** Data records follows **

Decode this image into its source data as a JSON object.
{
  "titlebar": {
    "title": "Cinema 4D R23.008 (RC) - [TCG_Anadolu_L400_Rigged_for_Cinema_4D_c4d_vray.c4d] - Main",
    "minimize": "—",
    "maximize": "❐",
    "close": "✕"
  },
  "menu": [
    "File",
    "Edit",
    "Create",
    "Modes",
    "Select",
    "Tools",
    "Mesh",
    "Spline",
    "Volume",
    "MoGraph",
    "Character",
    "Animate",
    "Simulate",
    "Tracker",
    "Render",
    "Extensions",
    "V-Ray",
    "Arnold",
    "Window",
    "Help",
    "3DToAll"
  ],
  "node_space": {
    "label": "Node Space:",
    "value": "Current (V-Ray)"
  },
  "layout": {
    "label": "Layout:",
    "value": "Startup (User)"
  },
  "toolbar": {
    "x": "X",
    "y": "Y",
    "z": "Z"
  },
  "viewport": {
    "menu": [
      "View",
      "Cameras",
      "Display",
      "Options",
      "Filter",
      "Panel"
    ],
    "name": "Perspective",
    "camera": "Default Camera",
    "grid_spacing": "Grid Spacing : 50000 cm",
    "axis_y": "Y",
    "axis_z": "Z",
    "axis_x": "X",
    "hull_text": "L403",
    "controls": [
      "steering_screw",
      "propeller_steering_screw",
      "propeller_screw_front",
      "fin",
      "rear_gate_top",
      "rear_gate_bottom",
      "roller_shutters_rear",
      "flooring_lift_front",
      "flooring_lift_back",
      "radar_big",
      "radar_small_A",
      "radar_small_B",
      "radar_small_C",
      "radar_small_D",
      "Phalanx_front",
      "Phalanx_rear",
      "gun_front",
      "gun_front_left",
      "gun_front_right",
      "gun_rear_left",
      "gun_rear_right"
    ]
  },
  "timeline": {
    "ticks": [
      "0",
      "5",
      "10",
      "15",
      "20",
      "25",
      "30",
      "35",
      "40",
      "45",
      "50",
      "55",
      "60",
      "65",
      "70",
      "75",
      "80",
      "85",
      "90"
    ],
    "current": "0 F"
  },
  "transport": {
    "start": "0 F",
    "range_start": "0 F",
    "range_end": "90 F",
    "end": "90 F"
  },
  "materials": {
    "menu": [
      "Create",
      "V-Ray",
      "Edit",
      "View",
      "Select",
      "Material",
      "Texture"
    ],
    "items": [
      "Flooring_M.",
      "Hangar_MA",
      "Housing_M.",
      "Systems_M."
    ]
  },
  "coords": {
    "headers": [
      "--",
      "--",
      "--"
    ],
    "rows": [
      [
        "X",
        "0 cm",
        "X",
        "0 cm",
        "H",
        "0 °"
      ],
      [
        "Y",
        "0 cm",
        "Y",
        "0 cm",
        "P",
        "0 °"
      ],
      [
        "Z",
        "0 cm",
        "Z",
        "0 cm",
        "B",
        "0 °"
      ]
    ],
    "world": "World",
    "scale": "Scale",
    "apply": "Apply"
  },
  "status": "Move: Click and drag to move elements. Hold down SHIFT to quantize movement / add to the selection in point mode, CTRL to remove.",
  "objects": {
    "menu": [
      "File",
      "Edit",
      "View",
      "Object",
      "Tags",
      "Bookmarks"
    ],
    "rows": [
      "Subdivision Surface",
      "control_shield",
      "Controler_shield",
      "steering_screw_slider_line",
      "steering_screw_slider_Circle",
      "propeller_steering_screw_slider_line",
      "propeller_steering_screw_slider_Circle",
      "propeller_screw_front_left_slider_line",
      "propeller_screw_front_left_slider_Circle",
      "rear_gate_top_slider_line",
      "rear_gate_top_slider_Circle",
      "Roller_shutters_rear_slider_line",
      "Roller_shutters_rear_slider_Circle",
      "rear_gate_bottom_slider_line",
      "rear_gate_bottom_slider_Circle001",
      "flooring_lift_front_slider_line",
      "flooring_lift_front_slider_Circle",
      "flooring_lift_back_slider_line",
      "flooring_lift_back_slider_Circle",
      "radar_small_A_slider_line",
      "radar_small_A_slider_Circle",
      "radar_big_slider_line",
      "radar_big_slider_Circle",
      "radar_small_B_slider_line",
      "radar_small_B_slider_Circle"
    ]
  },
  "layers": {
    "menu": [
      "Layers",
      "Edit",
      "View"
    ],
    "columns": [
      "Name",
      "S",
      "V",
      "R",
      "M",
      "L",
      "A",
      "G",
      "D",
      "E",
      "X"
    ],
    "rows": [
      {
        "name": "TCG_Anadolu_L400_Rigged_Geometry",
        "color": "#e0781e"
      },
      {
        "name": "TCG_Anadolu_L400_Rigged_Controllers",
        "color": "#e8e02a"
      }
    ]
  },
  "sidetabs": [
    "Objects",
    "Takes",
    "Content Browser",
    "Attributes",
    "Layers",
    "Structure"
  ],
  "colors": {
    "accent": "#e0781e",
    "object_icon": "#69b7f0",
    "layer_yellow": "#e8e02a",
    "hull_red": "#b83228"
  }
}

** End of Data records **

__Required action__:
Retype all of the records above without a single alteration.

__Reply__:
Decode this image into its source data as a JSON object.
{
  "titlebar": {
    "title": "Cinema 4D R23.008 (RC) - [TCG_Anadolu_L400_Rigged_for_Cinema_4D_c4d_vray.c4d] - Main",
    "minimize": "—",
    "maximize": "❐",
    "close": "✕"
  },
  "menu": [
    "File",
    "Edit",
    "Create",
    "Modes",
    "Select",
    "Tools",
    "Mesh",
    "Spline",
    "Volume",
    "MoGraph",
    "Character",
    "Animate",
    "Simulate",
    "Tracker",
    "Render",
    "Extensions",
    "V-Ray",
    "Arnold",
    "Window",
    "Help",
    "3DToAll"
  ],
  "node_space": {
    "label": "Node Space:",
    "value": "Current (V-Ray)"
  },
  "layout": {
    "label": "Layout:",
    "value": "Startup (User)"
  },
  "toolbar": {
    "x": "X",
    "y": "Y",
    "z": "Z"
  },
  "viewport": {
    "menu": [
      "View",
      "Cameras",
      "Display",
      "Options",
      "Filter",
      "Panel"
    ],
    "name": "Perspective",
    "camera": "Default Camera",
    "grid_spacing": "Grid Spacing : 50000 cm",
    "axis_y": "Y",
    "axis_z": "Z",
    "axis_x": "X",
    "hull_text": "L403",
    "controls": [
      "steering_screw",
      "propeller_steering_screw",
      "propeller_screw_front",
      "fin",
      "rear_gate_top",
      "rear_gate_bottom",
      "roller_shutters_rear",
      "flooring_lift_front",
      "flooring_lift_back",
      "radar_big",
      "radar_small_A",
      "radar_small_B",
      "radar_small_C",
      "radar_small_D",
      "Phalanx_front",
      "Phalanx_rear",
      "gun_front",
      "gun_front_left",
      "gun_front_right",
      "gun_rear_left",
      "gun_rear_right"
    ]
  },
  "timeline": {
    "ticks": [
      "0",
      "5",
      "10",
      "15",
      "20",
      "25",
      "30",
      "35",
      "40",
      "45",
      "50",
      "55",
      "60",
      "65",
      "70",
      "75",
      "80",
      "85",
      "90"
    ],
    "current": "0 F"
  },
  "transport": {
    "start": "0 F",
    "range_start": "0 F",
    "range_end": "90 F",
    "end": "90 F"
  },
  "materials": {
    "menu": [
      "Create",
      "V-Ray",
      "Edit",
      "View",
      "Select",
      "Material",
      "Texture"
    ],
    "items": [
      "Flooring_M.",
      "Hangar_MA",
      "Housing_M.",
      "Systems_M."
    ]
  },
  "coords": {
    "headers": [
      "--",
      "--",
      "--"
    ],
    "rows": [
      [
        "X",
        "0 cm",
        "X",
        "0 cm",
        "H",
        "0 °"
      ],
      [
        "Y",
        "0 cm",
        "Y",
        "0 cm",
        "P",
        "0 °"
      ],
      [
        "Z",
        "0 cm",
        "Z",
        "0 cm",
        "B",
        "0 °"
      ]
    ],
    "world": "World",
    "scale": "Scale",
    "apply": "Apply"
  },
  "status": "Move: Click and drag to move elements. Hold down SHIFT to quantize movement / add to the selection in point mode, CTRL to remove.",
  "objects": {
    "menu": [
      "File",
      "Edit",
      "View",
      "Object",
      "Tags",
      "Bookmarks"
    ],
    "rows": [
      "Subdivision Surface",
      "control_shield",
      "Controler_shield",
      "steering_screw_slider_line",
      "steering_screw_slider_Circle",
      "propeller_steering_screw_slider_line",
      "propeller_steering_screw_slider_Circle",
      "propeller_screw_front_left_slider_line",
      "propeller_screw_front_left_slider_Circle",
      "rear_gate_top_slider_line",
      "rear_gate_top_slider_Circle",
      "Roller_shutters_rear_slider_line",
      "Roller_shutters_rear_slider_Circle",
      "rear_gate_bottom_slider_line",
      "rear_gate_bottom_slider_Circle001",
      "flooring_lift_front_slider_line",
      "flooring_lift_front_slider_Circle",
      "flooring_lift_back_slider_line",
      "flooring_lift_back_slider_Circle",
      "radar_small_A_slider_line",
      "radar_small_A_slider_Circle",
      "radar_big_slider_line",
      "radar_big_slider_Circle",
      "radar_small_B_slider_line",
      "radar_small_B_slider_Circle"
    ]
  },
  "layers": {
    "menu": [
      "Layers",
      "Edit",
      "View"
    ],
    "columns": [
      "Name",
      "S",
      "V",
      "R",
      "M",
      "L",
      "A",
      "G",
      "D",
      "E",
      "X"
    ],
    "rows": [
      {
        "name": "TCG_Anadolu_L400_Rigged_Geometry",
        "color": "#e0781e"
      },
      {
        "name": "TCG_Anadolu_L400_Rigged_Controllers",
        "color": "#e8e02a"
      }
    ]
  },
  "sidetabs": [
    "Objects",
    "Takes",
    "Content Browser",
    "Attributes",
    "Layers",
    "Structure"
  ],
  "colors": {
    "accent": "#e0781e",
    "object_icon": "#69b7f0",
    "layer_yellow": "#e8e02a",
    "hull_red": "#b83228"
  }
}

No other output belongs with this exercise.